A few weeks ago, I was in my storage unit looking for my artificial Christmas tree when I found a notebook which held my resolutions from 2003. 20 years ago. That was humbling. Some things I did, many I didn’t, and others I accomplished for a while and never kept up with.
At the age of 50, I find that my resolutions are no longer unique. They turn up again and again. And many of them are geared towards starting something I used to do or being the way I used to be. In effect, they are not resolutions but reclamations of my former self.
2022 was a year of ups and downs for me. I did many things I’m proud of (like travelling more, spending more time with family, etc.), and many I’m not. Just like anyone else, there are times when I take my eye off the ball and need to refocus.
And sometimes, I have to acknowledge that I’m not the person I used to be. I’ve gained new skills and behaviours that I love, but I also lost some that I used to be proud of. So I must reclaim them. I need to realise when I’m off course with who I want to be.
Most people I have spoken to talk about how ridiculous resolutions are. “You’re going to end up breaking them anyway, so what’s the point?” and “It’s just a day. Why not choose a day next month instead?” It sounds so defeatist to me.
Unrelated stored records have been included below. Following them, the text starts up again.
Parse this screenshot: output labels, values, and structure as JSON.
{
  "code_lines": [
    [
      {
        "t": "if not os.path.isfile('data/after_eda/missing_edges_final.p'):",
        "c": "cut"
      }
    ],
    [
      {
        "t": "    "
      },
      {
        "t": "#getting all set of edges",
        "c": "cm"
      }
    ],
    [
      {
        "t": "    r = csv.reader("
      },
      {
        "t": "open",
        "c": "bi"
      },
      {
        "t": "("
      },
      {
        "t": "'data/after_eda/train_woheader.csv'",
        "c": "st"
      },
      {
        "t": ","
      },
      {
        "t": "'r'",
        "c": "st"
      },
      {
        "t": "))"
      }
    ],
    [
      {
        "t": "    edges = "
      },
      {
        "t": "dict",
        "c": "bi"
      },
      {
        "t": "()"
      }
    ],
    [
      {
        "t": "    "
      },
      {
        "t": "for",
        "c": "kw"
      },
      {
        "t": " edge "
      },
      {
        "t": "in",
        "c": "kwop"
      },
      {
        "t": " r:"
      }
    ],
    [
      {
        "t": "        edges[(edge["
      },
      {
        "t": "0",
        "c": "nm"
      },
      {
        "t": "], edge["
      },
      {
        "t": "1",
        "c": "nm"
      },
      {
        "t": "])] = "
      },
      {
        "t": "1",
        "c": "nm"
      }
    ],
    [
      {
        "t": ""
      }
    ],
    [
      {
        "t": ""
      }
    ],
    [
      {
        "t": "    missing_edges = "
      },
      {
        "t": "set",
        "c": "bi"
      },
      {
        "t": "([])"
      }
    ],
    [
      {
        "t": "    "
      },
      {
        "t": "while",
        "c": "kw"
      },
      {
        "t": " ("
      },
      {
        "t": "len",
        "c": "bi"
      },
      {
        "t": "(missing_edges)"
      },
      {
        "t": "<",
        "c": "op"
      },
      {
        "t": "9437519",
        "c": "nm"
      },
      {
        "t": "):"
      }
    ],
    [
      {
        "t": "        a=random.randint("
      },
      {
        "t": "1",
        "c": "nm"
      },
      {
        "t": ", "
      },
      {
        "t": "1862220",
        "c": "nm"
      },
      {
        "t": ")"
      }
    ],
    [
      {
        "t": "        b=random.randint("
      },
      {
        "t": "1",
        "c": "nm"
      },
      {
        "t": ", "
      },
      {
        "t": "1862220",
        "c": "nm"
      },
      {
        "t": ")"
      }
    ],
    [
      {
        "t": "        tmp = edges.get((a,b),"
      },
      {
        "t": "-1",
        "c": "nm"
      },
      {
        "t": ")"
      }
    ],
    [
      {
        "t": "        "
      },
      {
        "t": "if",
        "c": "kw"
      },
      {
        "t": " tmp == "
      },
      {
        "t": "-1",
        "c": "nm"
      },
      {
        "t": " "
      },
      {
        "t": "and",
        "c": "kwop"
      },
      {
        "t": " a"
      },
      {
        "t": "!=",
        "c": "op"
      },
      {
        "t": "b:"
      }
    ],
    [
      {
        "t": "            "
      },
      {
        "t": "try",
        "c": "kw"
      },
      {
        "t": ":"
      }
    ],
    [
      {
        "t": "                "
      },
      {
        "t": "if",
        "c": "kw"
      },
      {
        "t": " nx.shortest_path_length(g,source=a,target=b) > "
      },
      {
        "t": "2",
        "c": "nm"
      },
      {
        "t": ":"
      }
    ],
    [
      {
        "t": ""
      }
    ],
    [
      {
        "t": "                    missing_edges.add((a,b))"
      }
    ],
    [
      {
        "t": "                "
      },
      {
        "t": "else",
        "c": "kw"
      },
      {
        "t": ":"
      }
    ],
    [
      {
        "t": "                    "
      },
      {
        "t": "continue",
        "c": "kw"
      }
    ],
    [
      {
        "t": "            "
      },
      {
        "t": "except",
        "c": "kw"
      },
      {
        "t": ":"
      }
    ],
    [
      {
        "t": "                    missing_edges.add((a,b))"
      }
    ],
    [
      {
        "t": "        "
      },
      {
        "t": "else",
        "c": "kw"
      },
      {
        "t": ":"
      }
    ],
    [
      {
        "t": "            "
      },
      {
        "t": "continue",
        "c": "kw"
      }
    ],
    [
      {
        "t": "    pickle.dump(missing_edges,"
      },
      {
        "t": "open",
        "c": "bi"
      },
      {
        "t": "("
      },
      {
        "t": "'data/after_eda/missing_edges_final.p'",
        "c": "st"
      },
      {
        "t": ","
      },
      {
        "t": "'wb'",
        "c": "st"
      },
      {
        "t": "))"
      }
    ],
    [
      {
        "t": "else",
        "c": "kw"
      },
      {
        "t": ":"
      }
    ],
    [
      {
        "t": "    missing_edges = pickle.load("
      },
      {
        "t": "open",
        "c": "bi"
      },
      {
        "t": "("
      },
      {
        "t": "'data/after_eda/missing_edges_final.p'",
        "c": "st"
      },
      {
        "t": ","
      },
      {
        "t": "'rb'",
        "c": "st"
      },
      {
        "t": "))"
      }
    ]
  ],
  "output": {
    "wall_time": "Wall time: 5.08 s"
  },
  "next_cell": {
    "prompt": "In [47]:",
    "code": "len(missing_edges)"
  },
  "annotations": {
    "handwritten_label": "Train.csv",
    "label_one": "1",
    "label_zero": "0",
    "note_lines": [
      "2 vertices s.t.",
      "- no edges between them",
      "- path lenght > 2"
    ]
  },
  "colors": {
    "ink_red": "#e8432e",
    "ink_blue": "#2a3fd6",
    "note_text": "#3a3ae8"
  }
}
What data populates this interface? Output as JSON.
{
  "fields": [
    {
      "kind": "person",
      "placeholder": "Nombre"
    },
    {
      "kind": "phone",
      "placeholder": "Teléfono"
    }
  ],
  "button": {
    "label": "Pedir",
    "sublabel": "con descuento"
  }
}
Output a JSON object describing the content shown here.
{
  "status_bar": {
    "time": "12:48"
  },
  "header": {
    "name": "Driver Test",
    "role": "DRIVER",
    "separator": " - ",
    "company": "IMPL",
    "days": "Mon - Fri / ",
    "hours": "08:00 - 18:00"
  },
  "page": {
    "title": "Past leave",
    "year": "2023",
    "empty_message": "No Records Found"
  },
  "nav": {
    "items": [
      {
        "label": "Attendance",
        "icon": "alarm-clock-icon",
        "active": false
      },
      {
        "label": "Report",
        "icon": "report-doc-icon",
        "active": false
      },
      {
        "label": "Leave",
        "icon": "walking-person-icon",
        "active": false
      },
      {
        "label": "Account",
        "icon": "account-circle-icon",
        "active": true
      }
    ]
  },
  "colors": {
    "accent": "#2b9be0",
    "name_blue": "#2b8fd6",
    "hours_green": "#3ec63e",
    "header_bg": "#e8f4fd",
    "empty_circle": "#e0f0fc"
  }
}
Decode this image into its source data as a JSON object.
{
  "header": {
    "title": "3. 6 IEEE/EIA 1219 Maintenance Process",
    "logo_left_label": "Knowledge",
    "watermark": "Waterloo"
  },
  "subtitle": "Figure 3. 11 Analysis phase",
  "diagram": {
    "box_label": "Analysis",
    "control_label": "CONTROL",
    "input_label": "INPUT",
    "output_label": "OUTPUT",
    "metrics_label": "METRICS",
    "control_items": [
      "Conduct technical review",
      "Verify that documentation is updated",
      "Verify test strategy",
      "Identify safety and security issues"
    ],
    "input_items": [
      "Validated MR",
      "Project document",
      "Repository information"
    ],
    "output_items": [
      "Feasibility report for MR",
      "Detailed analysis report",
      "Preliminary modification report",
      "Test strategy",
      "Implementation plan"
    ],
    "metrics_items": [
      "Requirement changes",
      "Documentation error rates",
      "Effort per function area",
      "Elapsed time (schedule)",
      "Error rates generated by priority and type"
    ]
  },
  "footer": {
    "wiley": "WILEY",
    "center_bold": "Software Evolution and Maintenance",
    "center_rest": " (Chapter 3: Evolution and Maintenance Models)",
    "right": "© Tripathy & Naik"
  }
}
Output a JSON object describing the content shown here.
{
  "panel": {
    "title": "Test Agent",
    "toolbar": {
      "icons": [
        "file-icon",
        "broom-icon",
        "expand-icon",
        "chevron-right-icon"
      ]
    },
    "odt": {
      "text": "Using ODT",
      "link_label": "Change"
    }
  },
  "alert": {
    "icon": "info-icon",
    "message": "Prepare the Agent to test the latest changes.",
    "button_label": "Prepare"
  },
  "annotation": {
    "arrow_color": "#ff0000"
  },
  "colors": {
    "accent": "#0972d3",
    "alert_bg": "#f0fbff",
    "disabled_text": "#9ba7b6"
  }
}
The most significant accomplishments of my life came when I decided to do something out of the ordinary. They came when I decided I didn’t want to be in a boat without oars floating in whichever direction the current pushed me. Despondency came when I took what I was given without questioning it. I have to remind myself sometimes that I don’t have a normal job because I decided I wanted something more and took those risks. I have to remind myself that I have friends all over the world because I decided to do videos every day (another New Years resolution). I have to remind myself that I’m holding the oars of this boat.
In “Man’s Search for Meaning”, Viktor Frankl spoke of our need for meaning. While Freud argued that we seek pleasure, Frankl spoke about meaning– which was much different. If there’s one thing we all have now is easy access to pleasure and dopamine (and how many unhappy people are there?). If there is no meaning in your life– even if it’s one you create for yourself– you will never be happy.
I want my life to have meaning. I want to live out the narrative I see for myself. That narrative includes losses as well as wins. It includes falling down and getting back up. It includes doing stupid shit and feeling totally embarrassed, but also things doing I’m really proud of. It involves finding the best people to surround myself with, as well as making mistakes and sometimes choosing wrong. If my life is a day at Disneyland, I want to leave saying I’ve been on all the rides.
So, I believe in resolutions. I believe in goals. I believe in refocusing. I believe in taking back control.
How’s that for a ramble?